French Breakfast & Lady Slipper Radishes & Greens

Lately we’ve been slicing plenty of radishes up onto our salads (leafy and egg), soups, and sandwiches. The greens aren’t good raw, but are delicious wilted/sauteed. And this is probably a good time to inject this:

The basic pesto guide:

A lot of herbs and greens (including radish greens, lambs quarter and scallions!) make great pesto:

  • 2 cups packed herbs/greens
  • 1/2 cup grated hard cheese
  • 1/3 cup toasted nuts/seeds
  • 1/4 to 1/2 cup oil
  • Salt to taste

Green onions aka Scallions

The green tops and the purplish/white bottoms are both quite edible.

Chive blossoms 

Kristin recommends infusing vinegar, snipping them into salads, or tempura-ing them. Read other idears heres.

Apple Preserves (either Apple Pie in a Jar, Brandied Apples, or Cinnamon Fireball Apples)

Some sweet canned goodness from last Fall’s apple boom – harvested from friends all around the area. (This year, we will be getting a ton of local apples from a friend in exchange for gopher trapping services!) We’ll happily reuse the jar if you return it with your box

More Pics For You

the 2019 CSA Draws Nigh

The first box delivery is a month and a half away!(?(!))

With our short growing season, our main work throughout April was of course planting in the greenhouses – we start seedlings in small blocks of soil, which are later either transplanted directly into the ground, or into somewhat larger blocks of soil, which are later transplanted into the ground.

trying mini soil blocks this year to reduce the germination space bottleneck (limited shelf space by the woodstove in our home)

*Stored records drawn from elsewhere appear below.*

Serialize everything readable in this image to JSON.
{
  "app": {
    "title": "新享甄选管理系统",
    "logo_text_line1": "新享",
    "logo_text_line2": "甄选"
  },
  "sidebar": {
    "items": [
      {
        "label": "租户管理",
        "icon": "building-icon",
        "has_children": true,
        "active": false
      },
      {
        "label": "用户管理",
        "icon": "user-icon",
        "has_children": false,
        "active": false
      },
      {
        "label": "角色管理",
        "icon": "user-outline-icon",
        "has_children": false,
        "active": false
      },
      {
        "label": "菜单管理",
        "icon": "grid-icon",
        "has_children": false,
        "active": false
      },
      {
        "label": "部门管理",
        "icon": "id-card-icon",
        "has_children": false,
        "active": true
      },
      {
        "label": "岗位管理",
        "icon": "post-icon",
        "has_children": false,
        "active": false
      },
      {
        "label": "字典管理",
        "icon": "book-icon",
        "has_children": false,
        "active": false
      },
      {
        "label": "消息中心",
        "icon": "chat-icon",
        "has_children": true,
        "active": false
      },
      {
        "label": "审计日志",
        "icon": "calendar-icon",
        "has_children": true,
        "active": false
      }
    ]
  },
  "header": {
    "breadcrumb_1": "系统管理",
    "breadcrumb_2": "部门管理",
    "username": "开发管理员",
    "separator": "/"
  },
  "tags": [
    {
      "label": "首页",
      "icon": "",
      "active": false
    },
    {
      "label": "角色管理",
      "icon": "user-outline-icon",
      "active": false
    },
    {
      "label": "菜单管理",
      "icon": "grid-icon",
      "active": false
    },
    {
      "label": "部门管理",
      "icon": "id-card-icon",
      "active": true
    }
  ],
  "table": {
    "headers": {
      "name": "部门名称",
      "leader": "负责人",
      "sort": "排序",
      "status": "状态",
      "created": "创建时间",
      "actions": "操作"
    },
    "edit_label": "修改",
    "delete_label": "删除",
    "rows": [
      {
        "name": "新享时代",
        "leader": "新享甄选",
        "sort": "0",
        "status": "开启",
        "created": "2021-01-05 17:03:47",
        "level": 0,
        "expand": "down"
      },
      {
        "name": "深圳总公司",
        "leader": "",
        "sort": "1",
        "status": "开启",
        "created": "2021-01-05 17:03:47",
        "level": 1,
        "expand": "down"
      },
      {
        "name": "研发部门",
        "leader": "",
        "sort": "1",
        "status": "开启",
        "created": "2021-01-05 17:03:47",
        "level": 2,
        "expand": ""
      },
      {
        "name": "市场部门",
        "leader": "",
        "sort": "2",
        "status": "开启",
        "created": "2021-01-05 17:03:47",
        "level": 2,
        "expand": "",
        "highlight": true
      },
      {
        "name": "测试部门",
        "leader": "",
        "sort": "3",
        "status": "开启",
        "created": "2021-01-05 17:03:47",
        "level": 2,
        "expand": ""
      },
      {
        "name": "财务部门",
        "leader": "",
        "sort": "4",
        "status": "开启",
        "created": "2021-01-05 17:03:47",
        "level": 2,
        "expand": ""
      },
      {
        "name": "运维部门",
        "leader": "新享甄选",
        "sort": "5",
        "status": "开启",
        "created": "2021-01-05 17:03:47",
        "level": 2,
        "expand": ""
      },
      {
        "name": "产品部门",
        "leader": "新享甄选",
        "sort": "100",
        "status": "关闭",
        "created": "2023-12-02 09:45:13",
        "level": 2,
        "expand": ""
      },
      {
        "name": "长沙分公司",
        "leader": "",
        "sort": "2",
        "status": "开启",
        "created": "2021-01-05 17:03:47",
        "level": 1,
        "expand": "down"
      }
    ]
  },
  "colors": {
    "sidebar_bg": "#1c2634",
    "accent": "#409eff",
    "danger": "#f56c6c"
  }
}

The sunlight keeps the greenhouse toasty during the daytime, and before the freezing nights, we fire up our rocket mass heater for 30 minutes to an hour. This charges up the huge clay bench that runs the length of the greenhouse with heat that is slowly and inexorably released over several hours, warming the trays of seedlings – from beneath, which keeps their forming roots especially happy.

two tiers of seedlings about to get tucked in for the night

We also planted green garlic, onions, our salad mix components, and snow & sugar snap peas in the field, wilted the rising army of early weeds with a propane torch, and set up the electric deer fence for the season – it’s not tall, but the 3-D structure is designed to confuse deer with their poor depth perception, making them hesitant to try to jump it.

fence posts for the deer fence going up
fence posts for the deer fence going up

We had a WWOOFer come help for a few days, but for the most part it’s just been us, settling into the land and the rhythms of Spring, which seem increasingly familiar now, on our 5th year living here. Productivity is of course lessened by our happily-mobile 1 year-old, but we’re figuring out how to best work and play with him full time – for many tasks, Kristin works solo, enjoying solitude and podcasts, as well as the freedom to think through projects without the pressure or complications of help, while I entertain Otis, keeping his voracious appetite for new experiences sated.

Otis & Widget patrol the field

It’s a good life.

We were happy to live it ourselves, but it’s even better to share it with a shiny new consciousness. And we’re grateful that you’re here eating the bounty we create with our lives.

Here’s to a a bountiful & beautiful season for us all!